share|improve this question
up vote 10 down vote accepted

here's how I do it

(One time)

  1. install ruby

  2. install compass, in a command window enter

    gem install compass
  3. to add compass to an MVC project, navigate to project folder and in a command window enter

    compass create

    you will get the default config.rb ... but here is my usual one

    http_path = "/"
    css_dir = "content/css"
    sass_dir = "content/sass"
    images_dir = "images"
    javascripts_dir = "scripts"
  4. to install bootstrap (for more info see add

    require 'bootstrap-sass'

    to your config.rb

    enter (in your command window)

    gem install bootstrap-sass

    (I had to do a (in your command window) gem update after this but you may not need to)

    enter (in your command window)

    compass install bootstrap

(then ... every time you open the solution in Visual Studio)

  1. navigate to project folder
  2. in a command window enter

    compass watch

    (this will monitor project for saves and re-compile the scss files)

Hope that helps

Cheers Stu

share|improve this answer
NOTE: I don't use this method anymore .. instead latest Visual Studio with Web Essentials recompiles as necessary – stooboo Jun 14 '14 at 1:41
Ok, I had an error "while runing gem" > solution is here : – gordie Nov 24 '14 at 14:50

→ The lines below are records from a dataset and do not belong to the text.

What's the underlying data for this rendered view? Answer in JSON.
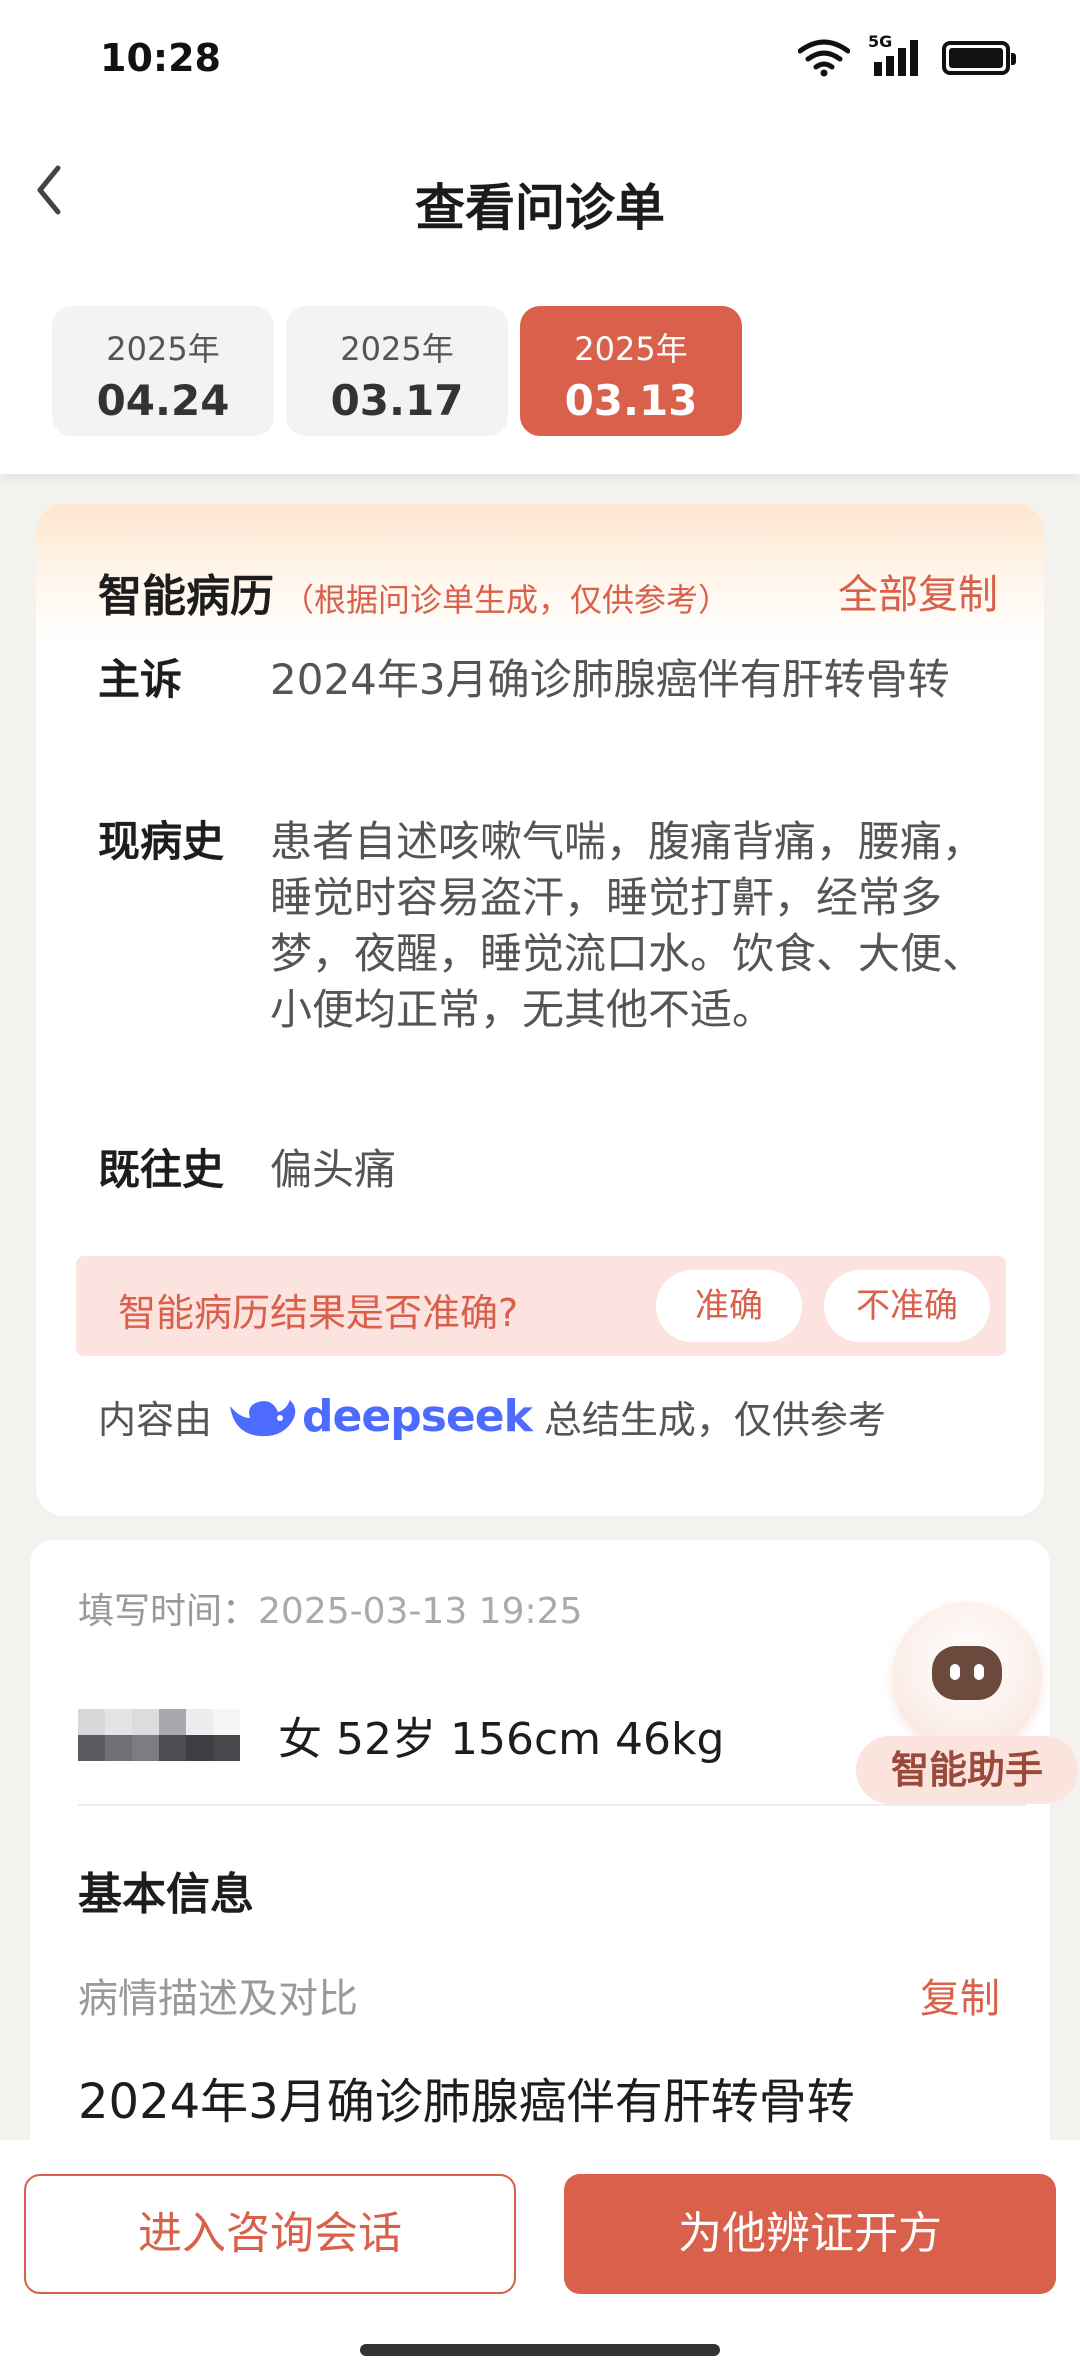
{
  "status_bar": {
    "time": "10:28",
    "network": "5G",
    "icons": [
      "wifi-icon",
      "signal-icon",
      "battery-icon"
    ]
  },
  "nav": {
    "title": "查看问诊单",
    "back_icon": "back-icon"
  },
  "date_tabs": [
    {
      "year": "2025年",
      "day": "04.24",
      "active": false
    },
    {
      "year": "2025年",
      "day": "03.17",
      "active": false
    },
    {
      "year": "2025年",
      "day": "03.13",
      "active": true
    }
  ],
  "smart_record": {
    "title": "智能病历",
    "subtitle": "（根据问诊单生成，仅供参考）",
    "copy_all": "全部复制",
    "rows": [
      {
        "label": "主诉",
        "value": "2024年3月确诊肺腺癌伴有肝转骨转"
      },
      {
        "label": "现病史",
        "value": "患者自述咳嗽气喘，腹痛背痛，腰痛，睡觉时容易盗汗，睡觉打鼾，经常多梦，夜醒，睡觉流口水。饮食、大便、小便均正常，无其他不适。"
      },
      {
        "label": "既往史",
        "value": "偏头痛"
      }
    ],
    "feedback": {
      "question": "智能病历结果是否准确?",
      "accurate": "准确",
      "inaccurate": "不准确"
    },
    "source": {
      "prefix": "内容由",
      "brand": "deepseek",
      "suffix": "总结生成，仅供参考"
    }
  },
  "info": {
    "fill_time_label": "填写时间：",
    "fill_time_value": "2025-03-13 19:25",
    "patient_summary": "女 52岁 156cm 46kg",
    "section_title": "基本信息",
    "desc_label": "病情描述及对比",
    "desc_copy": "复制",
    "desc_text": "2024年3月确诊肺腺癌伴有肝转骨转"
  },
  "assistant": {
    "label": "智能助手"
  },
  "bottom": {
    "consult_label": "进入咨询会话",
    "prescribe_label": "为他辨证开方"
  },
  "colors": {
    "accent": "#d9604b",
    "feedback_bg": "#fde3df",
    "deepseek_blue": "#4d6bfe"
  }
}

Use this command in order to add GEM to the Windows Path environment variables:

set PATH=C:\Ruby200-x64\bin;%PATH%

share|improve this answer

To install Compass, you should open your Windows console with Win+R, cmd and run:

gem update --system
gem update
gem install compass

Don't forget to remove all the stuff that you littered you Ruby installation with.

share|improve this answer

In the Ruby command you should write:

gem update --system

(this block of code updates all the gems in the Ruby)

Then you install sass like it:

gem install sass

(You said that you already has sass, so you don't need to write this code again.)

Then, you write this line:

gem install compass

(Now, you will have compass in your machine)

To know the version that was installed, you can write:

compass --version

To create a new project in your desktop machine, you can write this line of code:

compass create desktop/my-project

(This will create a compass folder in the desktop of your machine called my-project. I hope this is helpful.

share|improve this answer

Your Answer


By posting your answer, you agree to the privacy policy and terms of service.

Not the answer you're looking for? Browse other questions tagged or ask your own question.